__Task statement__: The lines you need are those holding the word "kind"; pull them from the material.

__Entries supplied__:
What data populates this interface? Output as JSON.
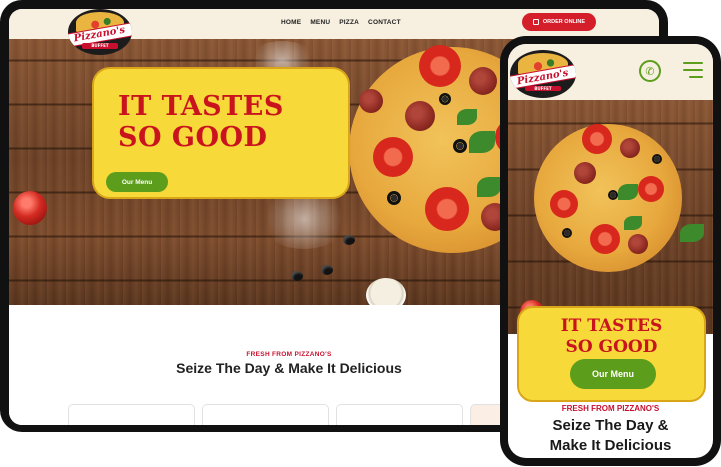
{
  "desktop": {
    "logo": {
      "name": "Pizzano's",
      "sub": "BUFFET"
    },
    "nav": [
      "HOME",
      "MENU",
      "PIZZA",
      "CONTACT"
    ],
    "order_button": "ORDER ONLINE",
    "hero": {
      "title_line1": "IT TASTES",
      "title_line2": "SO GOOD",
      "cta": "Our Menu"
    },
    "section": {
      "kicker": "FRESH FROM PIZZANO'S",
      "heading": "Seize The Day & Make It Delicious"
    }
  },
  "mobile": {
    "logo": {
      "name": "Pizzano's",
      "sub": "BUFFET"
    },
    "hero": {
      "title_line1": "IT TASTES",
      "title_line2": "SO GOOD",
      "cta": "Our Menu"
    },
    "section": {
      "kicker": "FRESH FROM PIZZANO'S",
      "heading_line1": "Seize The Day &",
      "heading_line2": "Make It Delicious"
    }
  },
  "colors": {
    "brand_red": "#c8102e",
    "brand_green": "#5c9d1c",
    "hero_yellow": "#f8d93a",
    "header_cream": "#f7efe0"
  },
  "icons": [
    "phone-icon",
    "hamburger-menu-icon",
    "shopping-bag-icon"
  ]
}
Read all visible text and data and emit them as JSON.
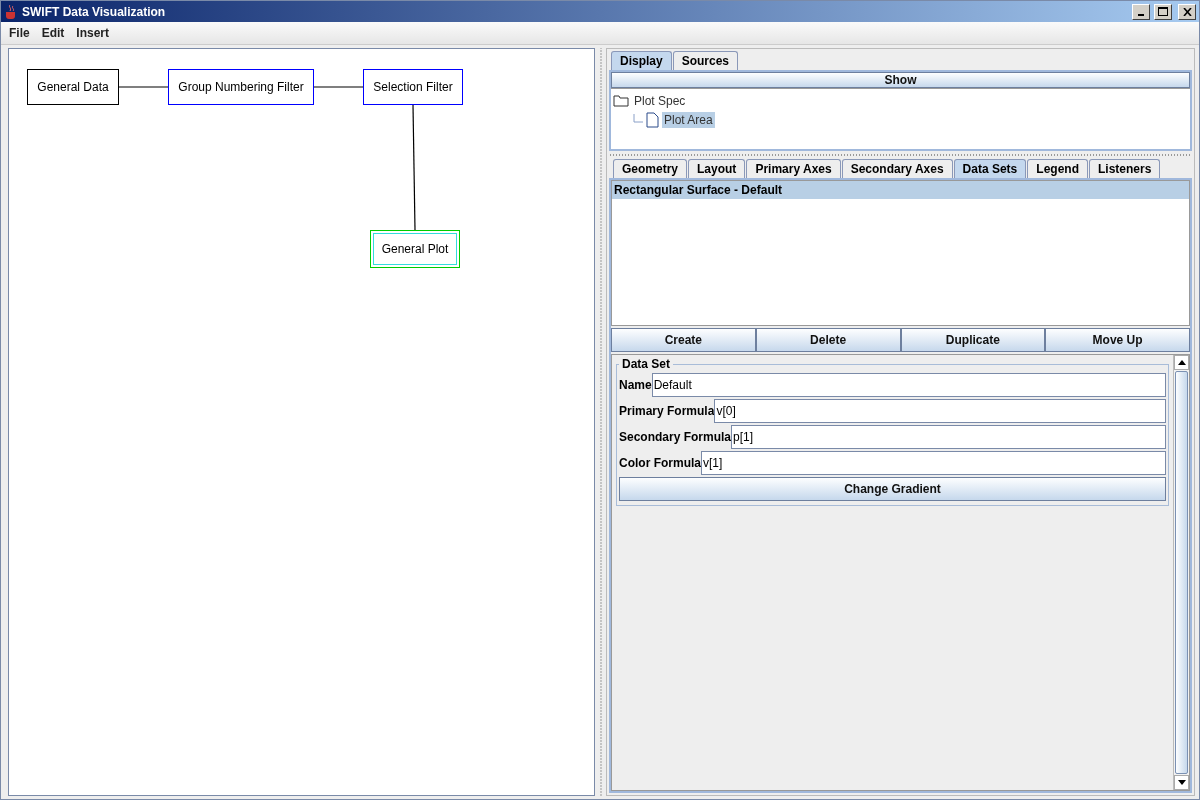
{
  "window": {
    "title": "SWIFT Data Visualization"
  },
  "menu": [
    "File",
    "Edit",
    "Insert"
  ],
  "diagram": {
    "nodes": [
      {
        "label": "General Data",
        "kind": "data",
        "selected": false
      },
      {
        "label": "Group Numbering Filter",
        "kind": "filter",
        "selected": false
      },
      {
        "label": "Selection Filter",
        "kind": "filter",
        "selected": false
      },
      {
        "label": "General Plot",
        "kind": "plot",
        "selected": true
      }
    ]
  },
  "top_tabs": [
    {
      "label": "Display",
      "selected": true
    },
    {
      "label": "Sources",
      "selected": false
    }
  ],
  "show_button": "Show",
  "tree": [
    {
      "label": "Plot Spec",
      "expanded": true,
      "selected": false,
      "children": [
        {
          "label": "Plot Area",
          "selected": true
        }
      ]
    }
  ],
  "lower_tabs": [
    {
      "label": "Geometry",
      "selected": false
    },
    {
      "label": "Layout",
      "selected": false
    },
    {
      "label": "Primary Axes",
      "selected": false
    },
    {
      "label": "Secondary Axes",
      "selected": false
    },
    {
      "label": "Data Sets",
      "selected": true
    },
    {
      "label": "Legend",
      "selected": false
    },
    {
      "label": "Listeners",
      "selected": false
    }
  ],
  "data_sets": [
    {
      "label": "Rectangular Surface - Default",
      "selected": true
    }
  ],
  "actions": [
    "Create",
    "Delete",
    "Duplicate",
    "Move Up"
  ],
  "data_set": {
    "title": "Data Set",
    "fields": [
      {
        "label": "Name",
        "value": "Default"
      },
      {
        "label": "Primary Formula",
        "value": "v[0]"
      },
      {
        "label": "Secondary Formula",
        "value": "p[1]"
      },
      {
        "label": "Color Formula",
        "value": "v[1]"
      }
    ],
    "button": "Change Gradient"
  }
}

__Expected output__:
        "kind": "data",
        "kind": "filter",
        "kind": "filter",
        "kind": "plot",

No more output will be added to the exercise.